§ Supplied material
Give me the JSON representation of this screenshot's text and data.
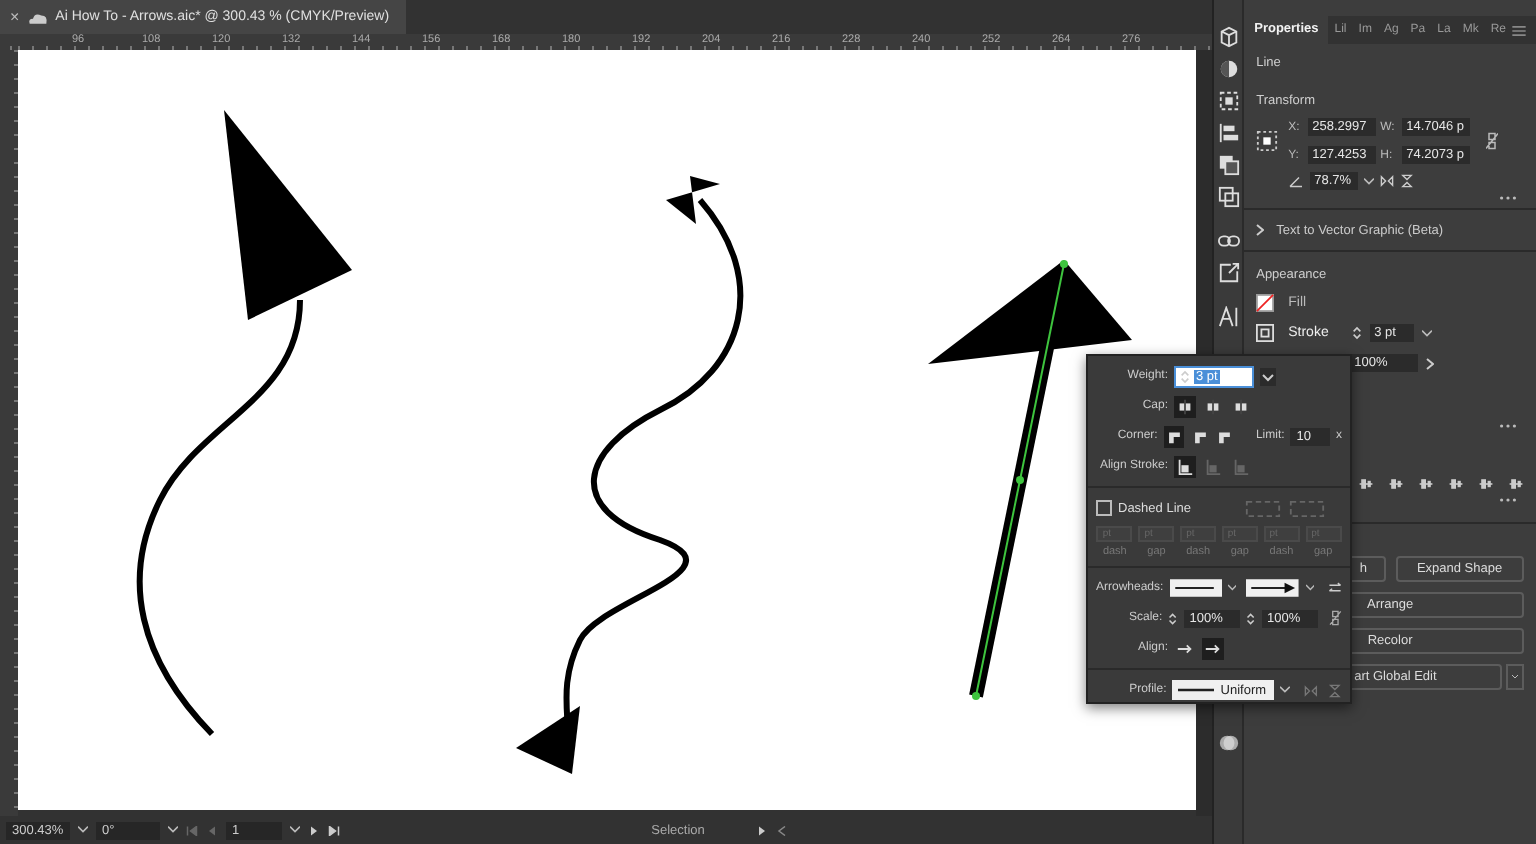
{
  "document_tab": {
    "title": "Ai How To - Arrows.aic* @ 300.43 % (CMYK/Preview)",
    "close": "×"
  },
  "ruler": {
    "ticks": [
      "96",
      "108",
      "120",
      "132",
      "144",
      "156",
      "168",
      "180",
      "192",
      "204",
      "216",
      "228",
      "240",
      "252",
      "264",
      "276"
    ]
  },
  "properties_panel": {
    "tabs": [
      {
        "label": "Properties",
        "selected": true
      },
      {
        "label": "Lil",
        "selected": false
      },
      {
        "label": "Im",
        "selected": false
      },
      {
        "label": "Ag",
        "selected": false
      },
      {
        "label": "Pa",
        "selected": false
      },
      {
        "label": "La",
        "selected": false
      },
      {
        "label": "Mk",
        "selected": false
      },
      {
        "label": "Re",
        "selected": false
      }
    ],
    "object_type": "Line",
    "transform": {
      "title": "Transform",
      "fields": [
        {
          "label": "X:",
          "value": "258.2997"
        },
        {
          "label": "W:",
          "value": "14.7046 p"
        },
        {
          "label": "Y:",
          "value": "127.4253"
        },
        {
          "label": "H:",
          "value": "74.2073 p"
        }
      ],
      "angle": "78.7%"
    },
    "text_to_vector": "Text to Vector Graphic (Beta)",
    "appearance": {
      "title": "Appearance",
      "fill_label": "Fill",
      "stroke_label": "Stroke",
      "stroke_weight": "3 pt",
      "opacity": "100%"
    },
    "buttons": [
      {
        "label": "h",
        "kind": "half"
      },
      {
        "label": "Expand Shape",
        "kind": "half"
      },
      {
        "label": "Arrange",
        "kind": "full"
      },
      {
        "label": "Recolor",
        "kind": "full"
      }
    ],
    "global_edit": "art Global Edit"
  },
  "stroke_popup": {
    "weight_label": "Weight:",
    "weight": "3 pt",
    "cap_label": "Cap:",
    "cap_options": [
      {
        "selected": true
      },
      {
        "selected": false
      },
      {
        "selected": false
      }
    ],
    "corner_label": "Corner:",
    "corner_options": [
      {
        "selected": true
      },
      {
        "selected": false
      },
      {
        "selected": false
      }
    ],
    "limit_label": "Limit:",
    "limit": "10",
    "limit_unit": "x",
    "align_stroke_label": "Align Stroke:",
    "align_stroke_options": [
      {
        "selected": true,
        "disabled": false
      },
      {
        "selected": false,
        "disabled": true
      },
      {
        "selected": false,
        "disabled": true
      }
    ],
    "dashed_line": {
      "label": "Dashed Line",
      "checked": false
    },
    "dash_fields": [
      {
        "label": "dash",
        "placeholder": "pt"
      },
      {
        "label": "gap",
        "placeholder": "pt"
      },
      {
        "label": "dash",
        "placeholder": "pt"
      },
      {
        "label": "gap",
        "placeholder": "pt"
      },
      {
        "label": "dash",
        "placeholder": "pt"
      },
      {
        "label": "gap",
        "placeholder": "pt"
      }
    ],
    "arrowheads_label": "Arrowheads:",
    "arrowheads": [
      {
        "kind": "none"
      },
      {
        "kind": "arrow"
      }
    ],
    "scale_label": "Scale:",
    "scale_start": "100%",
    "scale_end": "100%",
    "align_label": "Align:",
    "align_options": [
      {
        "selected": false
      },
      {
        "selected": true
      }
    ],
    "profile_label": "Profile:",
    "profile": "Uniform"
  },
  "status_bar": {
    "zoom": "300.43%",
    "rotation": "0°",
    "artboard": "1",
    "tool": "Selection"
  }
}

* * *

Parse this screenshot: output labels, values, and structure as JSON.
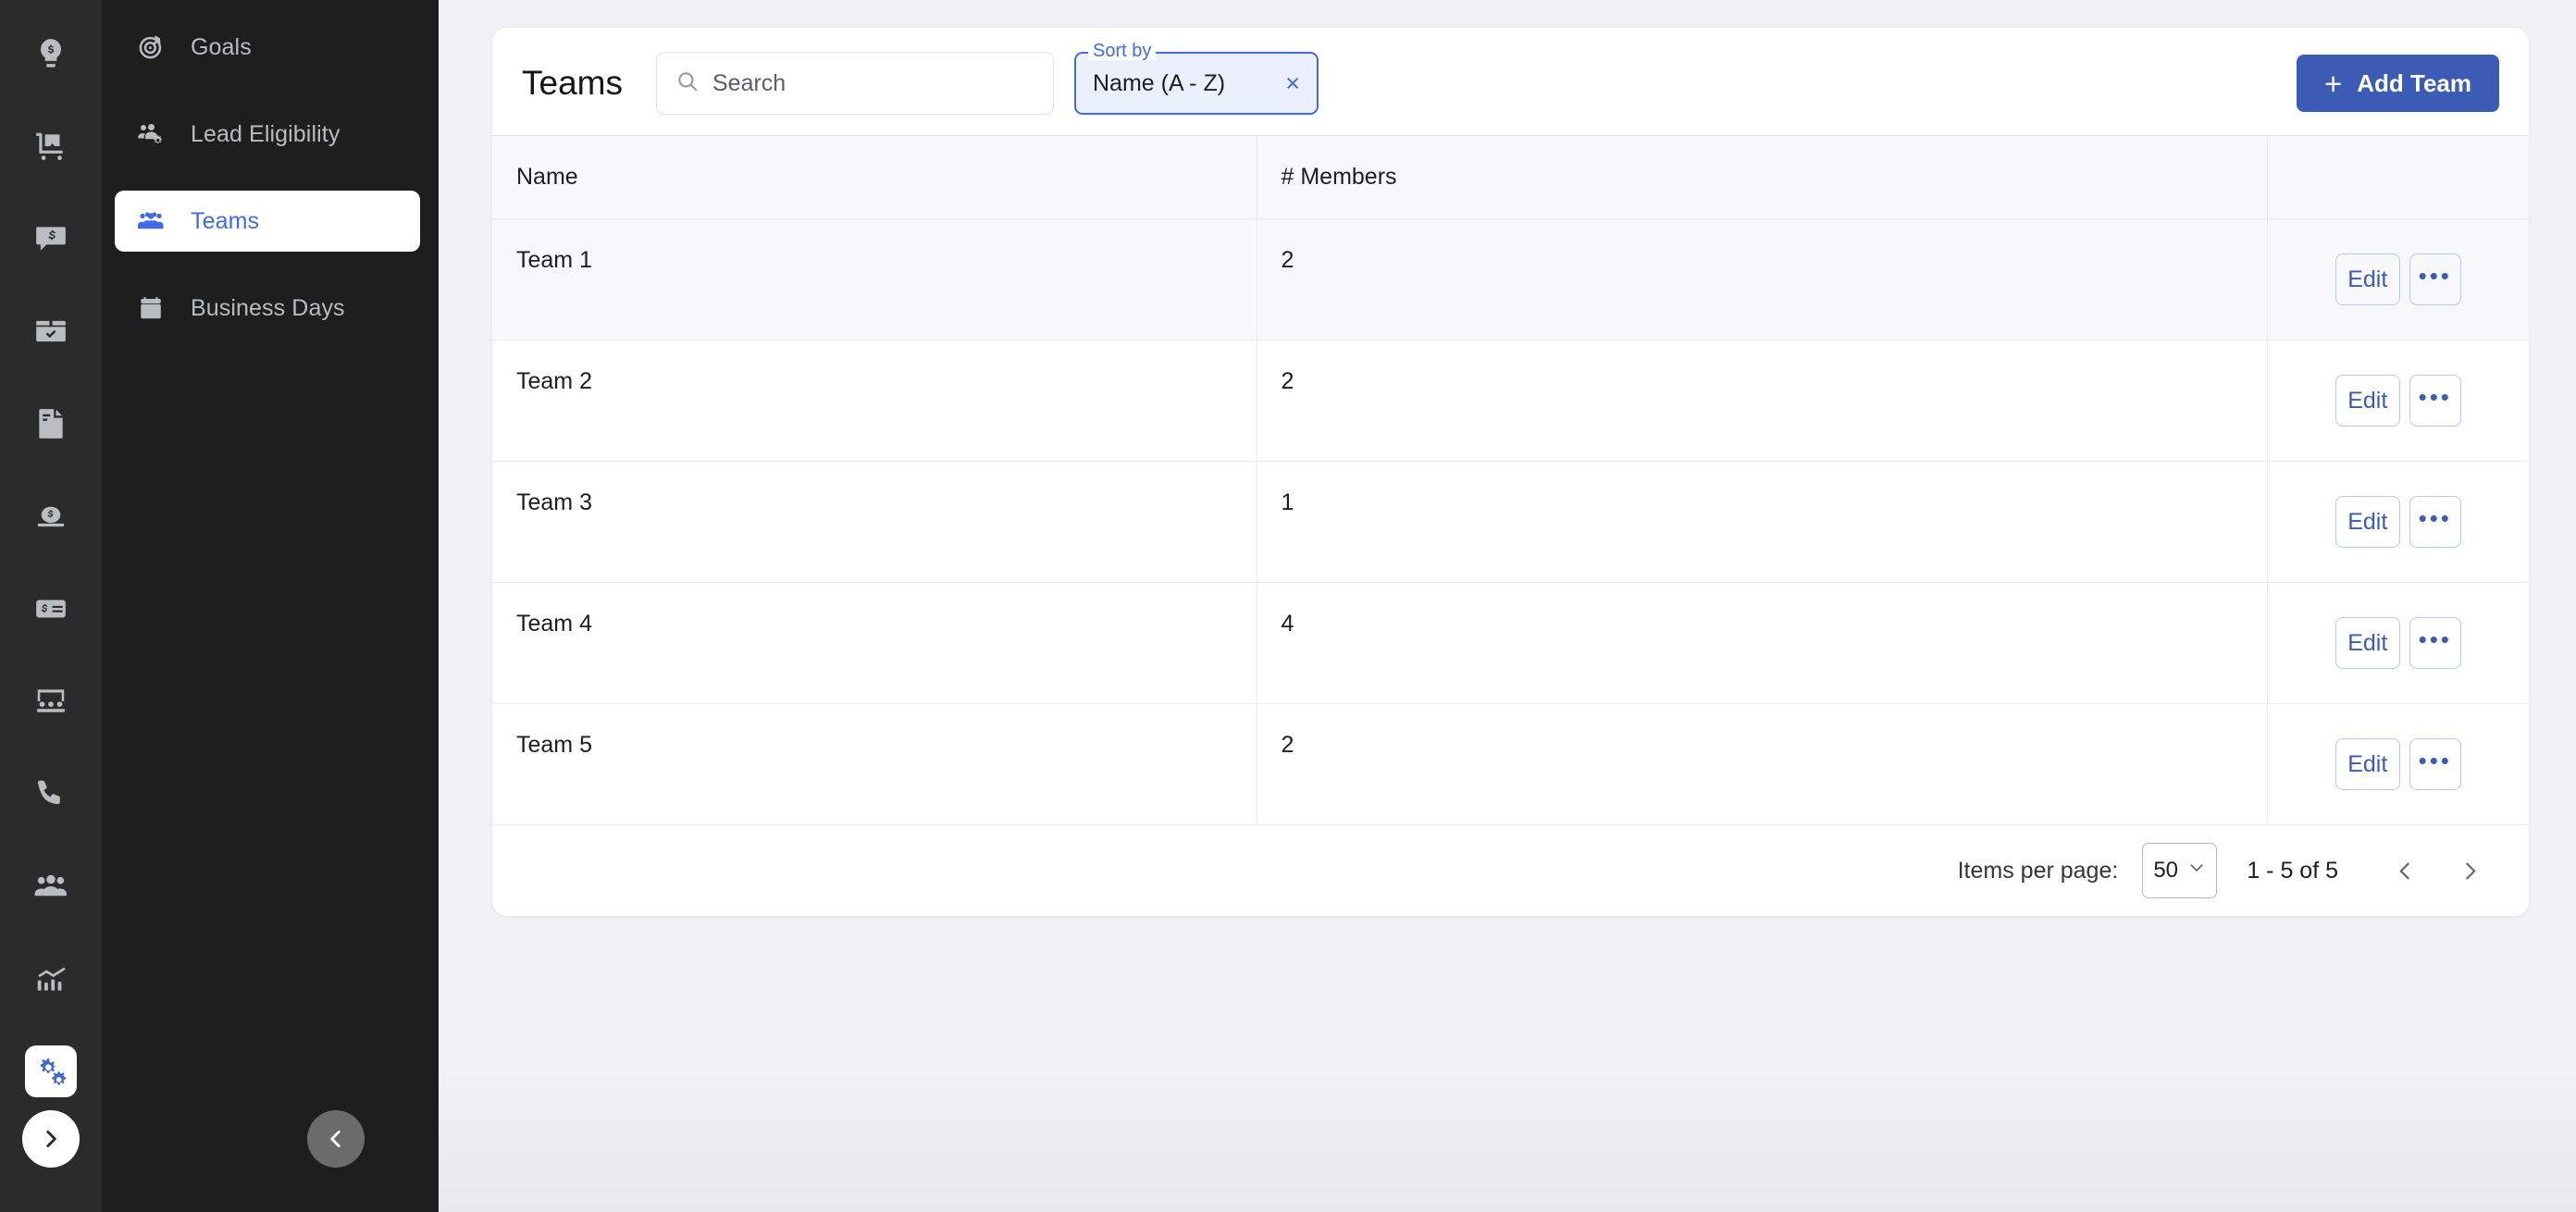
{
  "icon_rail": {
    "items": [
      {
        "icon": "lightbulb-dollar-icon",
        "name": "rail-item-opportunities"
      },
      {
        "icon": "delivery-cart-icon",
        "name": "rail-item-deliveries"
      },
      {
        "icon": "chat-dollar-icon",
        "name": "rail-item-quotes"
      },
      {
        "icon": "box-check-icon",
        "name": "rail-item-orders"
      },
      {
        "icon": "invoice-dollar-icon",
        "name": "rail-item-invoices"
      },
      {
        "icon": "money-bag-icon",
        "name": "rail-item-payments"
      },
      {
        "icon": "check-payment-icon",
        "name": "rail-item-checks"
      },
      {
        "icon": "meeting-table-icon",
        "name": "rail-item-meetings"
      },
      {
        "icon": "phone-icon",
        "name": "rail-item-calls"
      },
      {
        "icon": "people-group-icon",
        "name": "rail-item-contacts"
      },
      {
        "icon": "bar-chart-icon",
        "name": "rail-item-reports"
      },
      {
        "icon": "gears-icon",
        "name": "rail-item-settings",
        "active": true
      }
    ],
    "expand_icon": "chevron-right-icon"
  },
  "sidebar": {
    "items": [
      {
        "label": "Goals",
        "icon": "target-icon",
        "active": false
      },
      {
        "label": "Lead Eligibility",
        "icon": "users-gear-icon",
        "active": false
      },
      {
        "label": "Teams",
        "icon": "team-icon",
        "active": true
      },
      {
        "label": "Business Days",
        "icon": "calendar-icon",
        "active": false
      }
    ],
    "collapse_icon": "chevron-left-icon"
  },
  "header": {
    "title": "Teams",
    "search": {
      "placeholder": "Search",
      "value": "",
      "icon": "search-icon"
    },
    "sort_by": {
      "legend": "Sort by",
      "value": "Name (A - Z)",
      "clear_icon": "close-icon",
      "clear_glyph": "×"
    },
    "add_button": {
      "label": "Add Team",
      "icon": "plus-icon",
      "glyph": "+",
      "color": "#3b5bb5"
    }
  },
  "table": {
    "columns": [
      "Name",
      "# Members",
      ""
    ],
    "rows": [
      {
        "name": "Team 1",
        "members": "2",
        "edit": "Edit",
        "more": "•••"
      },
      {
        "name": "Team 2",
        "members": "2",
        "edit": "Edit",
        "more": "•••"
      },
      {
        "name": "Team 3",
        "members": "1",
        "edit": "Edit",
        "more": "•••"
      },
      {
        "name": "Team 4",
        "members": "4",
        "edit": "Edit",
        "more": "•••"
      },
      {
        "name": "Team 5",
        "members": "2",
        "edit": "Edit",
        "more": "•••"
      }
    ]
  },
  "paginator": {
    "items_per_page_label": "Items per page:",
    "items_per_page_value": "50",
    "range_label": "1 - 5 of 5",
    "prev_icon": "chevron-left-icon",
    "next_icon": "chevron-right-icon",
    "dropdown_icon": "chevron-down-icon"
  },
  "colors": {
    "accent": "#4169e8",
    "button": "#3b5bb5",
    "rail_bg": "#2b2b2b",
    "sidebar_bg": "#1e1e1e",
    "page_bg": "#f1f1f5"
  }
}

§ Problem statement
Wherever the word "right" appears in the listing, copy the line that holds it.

§ Output for this exercise
    "expand_icon": "chevron-right-icon"
    "next_icon": "chevron-right-icon",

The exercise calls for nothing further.